◆ **Task description**: Look for the word "Вчера" in the records, and copy each line where it appears.

Data records
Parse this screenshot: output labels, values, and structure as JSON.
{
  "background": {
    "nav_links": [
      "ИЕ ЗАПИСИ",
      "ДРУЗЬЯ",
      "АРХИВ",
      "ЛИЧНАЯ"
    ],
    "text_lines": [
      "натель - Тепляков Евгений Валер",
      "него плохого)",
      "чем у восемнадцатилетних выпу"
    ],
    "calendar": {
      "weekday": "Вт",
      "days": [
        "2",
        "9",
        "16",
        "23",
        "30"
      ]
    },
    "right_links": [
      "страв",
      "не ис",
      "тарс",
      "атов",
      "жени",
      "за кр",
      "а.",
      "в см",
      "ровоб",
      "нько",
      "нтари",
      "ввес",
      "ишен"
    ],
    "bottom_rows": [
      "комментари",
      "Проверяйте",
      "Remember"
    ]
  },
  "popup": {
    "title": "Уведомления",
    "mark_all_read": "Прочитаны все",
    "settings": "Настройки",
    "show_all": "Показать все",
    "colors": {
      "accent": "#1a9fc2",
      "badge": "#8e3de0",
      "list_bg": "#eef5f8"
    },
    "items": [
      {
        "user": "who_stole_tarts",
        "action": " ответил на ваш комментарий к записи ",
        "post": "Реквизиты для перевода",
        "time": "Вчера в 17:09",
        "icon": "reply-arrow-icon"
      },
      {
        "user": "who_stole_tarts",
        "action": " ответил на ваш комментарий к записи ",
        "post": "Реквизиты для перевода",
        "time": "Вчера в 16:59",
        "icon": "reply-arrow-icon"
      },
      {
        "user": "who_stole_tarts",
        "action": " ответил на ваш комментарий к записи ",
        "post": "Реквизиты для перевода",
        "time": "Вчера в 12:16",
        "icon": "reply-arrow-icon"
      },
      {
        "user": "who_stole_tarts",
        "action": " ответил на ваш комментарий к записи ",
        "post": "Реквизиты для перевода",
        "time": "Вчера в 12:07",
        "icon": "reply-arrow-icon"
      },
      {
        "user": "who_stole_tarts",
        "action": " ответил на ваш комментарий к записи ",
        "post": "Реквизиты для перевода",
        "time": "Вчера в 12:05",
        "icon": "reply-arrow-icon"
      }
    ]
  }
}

◆ **Answer to this exercise**:
        "time": "Вчера в 17:09",
        "time": "Вчера в 16:59",
        "time": "Вчера в 12:16",
        "time": "Вчера в 12:07",
        "time": "Вчера в 12:05",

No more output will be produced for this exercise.